Levine & Levine Criminal Justice Attorney Sarissa Montague recently joined Fox 17 to weigh in on former Minneapolis police officer Derek Chauvin being sentenced to 22 years and six months for the murder of George Floyd.
In a live interview with Fox 17, Montague said she believes Chauvin’s sentence was a well thought-out sentence.
“The judge took the whole situation very seriously,” she told FOX 17. “It was obvious of the work he (Judge Peter Cahill) had done before going into sentencing – he had a very measured response, which is what we ask of our judges. He spent time thinking about the aggravating factors that had been presented by the prosecutor. I think he also considered the mitigating factors that had been presented by the defense, and then went forward and put together a sentence he believed addressed both issues.”
When asked what might be next for the attorneys representing the other Minneapolis officers charged in the case, Montague responded:

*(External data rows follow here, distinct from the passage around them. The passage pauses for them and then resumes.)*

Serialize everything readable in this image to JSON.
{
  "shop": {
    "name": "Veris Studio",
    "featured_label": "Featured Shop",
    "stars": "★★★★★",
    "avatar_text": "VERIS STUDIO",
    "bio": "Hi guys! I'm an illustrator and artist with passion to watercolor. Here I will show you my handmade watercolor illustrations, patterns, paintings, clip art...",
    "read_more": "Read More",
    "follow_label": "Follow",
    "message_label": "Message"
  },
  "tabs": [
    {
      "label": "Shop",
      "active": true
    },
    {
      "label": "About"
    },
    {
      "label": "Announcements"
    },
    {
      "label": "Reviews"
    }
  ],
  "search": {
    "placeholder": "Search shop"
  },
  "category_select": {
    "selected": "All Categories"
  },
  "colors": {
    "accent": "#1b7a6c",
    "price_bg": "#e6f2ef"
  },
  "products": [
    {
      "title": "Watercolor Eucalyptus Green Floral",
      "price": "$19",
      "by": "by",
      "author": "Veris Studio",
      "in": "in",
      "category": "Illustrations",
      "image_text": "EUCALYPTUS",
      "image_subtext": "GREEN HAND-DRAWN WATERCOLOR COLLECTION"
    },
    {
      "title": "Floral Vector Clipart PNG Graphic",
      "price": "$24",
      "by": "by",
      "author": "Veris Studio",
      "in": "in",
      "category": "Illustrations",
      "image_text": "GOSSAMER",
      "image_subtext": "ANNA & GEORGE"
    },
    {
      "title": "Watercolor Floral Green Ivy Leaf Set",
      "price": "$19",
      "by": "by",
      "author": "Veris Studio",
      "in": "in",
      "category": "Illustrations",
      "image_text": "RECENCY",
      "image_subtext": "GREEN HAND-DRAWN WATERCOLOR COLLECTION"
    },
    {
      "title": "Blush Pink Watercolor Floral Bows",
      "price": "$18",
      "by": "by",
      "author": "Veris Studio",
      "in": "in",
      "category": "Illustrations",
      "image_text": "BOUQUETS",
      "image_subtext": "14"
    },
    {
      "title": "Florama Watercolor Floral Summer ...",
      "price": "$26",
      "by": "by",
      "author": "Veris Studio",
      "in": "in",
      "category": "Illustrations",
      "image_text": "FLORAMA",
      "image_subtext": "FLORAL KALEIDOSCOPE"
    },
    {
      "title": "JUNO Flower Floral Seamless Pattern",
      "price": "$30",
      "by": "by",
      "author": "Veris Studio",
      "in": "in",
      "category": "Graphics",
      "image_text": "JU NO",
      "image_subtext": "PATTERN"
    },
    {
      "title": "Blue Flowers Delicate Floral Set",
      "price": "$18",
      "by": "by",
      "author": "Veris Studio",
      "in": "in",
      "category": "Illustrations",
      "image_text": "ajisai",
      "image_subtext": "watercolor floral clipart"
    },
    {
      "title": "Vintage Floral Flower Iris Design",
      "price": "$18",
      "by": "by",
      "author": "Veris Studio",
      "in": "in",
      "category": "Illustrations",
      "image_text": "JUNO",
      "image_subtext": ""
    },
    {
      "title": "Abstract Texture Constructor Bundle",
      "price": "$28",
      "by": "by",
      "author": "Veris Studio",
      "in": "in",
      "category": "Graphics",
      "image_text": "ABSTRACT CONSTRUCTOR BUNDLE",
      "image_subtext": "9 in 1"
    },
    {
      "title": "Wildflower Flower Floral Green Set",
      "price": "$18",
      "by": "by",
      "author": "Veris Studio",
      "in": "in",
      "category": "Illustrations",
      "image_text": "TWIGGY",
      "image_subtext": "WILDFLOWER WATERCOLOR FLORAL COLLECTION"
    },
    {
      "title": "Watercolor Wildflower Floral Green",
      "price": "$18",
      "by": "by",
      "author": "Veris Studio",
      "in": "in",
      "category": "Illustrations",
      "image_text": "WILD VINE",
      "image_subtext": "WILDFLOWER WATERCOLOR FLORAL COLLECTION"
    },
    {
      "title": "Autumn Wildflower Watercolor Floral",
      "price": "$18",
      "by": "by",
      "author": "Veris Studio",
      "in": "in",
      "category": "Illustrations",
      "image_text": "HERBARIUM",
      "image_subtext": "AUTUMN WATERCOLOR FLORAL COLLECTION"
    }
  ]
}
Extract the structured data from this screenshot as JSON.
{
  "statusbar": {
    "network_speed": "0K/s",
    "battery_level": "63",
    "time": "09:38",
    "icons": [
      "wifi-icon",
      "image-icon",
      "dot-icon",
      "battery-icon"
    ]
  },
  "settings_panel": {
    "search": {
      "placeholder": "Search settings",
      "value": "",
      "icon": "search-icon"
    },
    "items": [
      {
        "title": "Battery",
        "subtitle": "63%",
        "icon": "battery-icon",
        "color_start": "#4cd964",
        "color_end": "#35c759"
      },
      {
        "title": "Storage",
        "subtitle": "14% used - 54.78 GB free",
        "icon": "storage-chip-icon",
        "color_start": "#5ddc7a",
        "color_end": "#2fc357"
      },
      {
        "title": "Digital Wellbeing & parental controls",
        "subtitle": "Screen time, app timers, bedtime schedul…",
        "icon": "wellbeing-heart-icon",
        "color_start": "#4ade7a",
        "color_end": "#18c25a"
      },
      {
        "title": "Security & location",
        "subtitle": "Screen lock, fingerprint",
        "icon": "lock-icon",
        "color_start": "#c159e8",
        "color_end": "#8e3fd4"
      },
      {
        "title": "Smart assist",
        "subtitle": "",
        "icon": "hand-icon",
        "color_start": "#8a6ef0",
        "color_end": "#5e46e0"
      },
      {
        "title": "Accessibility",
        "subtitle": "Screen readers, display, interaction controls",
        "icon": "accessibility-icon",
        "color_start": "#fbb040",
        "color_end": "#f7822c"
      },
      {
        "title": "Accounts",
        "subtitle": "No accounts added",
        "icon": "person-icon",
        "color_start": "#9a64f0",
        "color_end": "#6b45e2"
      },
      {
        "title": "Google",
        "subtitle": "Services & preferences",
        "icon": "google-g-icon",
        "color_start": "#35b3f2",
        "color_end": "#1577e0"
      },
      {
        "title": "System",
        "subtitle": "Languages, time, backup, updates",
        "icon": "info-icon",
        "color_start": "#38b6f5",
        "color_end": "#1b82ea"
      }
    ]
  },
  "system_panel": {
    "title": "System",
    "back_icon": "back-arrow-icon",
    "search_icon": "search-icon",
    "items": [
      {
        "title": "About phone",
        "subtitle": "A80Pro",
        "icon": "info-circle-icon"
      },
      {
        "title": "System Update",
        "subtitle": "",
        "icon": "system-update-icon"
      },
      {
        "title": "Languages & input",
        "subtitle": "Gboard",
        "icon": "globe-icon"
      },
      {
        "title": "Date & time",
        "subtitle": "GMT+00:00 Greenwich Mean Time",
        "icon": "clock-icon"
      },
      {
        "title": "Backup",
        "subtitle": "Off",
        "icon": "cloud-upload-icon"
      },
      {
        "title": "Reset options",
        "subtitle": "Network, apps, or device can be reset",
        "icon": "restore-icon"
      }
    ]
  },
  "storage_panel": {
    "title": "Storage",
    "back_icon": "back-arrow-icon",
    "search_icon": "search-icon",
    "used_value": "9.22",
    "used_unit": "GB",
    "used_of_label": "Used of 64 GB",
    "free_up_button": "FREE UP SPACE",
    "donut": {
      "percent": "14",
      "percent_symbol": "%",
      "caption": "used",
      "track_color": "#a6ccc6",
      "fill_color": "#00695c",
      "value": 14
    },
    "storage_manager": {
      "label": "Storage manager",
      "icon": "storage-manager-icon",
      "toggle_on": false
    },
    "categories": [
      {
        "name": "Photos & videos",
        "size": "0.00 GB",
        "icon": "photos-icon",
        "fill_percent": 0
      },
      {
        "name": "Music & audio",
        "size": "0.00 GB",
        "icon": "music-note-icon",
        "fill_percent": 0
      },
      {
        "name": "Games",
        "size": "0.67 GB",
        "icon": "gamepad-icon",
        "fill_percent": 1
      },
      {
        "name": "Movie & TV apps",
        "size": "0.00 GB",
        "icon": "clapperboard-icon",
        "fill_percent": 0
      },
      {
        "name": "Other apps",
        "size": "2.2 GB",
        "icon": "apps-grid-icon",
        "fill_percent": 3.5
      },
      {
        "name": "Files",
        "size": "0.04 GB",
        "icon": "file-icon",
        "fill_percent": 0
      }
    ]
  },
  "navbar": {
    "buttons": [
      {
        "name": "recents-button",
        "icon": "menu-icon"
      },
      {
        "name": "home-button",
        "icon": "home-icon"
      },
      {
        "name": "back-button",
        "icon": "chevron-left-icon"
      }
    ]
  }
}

“It’s always hard when you’re coming second in a situation like this, but at the same time, there’s a lot to learn from the first case,” she said during her interview. “So my understanding is their trials are scheduled for several months out. I’m sure they’ll look at all the evidence that was presented here and try to figure out the best way to defend their clients when it comes to their trials.”
In her interview with FOX 17, Montague said that it was appropriate for Chauvin to make a statement, but she thought he could have worded it a little better.
“You know, you have to understand that even if it's someone that did something that we all find to be reprehensible, frankly, he's still a person and I'm sure he still has feelings and emotions about what he did,” Montague said. “I do think it was appropriate for him to make a statement, truthfully I wouldn't have wanted him to make that statement. The first part was great, the second part, I don't know what he meant, I don't know if any of us know what it meant.”
Montague went on to say: “I hope that our judges find all cases difficult to preside over. Every time there is somebody on trial, it’s always someone’s mother, father, sister or brother, and my hope always is that the judge involved is going to treat that person with the due respect that our Constitution requires. This one, of course, was particularly difficult because of the national profile that it had, and the serious issues that were involved in it. My assumption is that Judge Cahill treats every case seriously and handles them in a manner like he did this one.
Watch the entire live interview, here.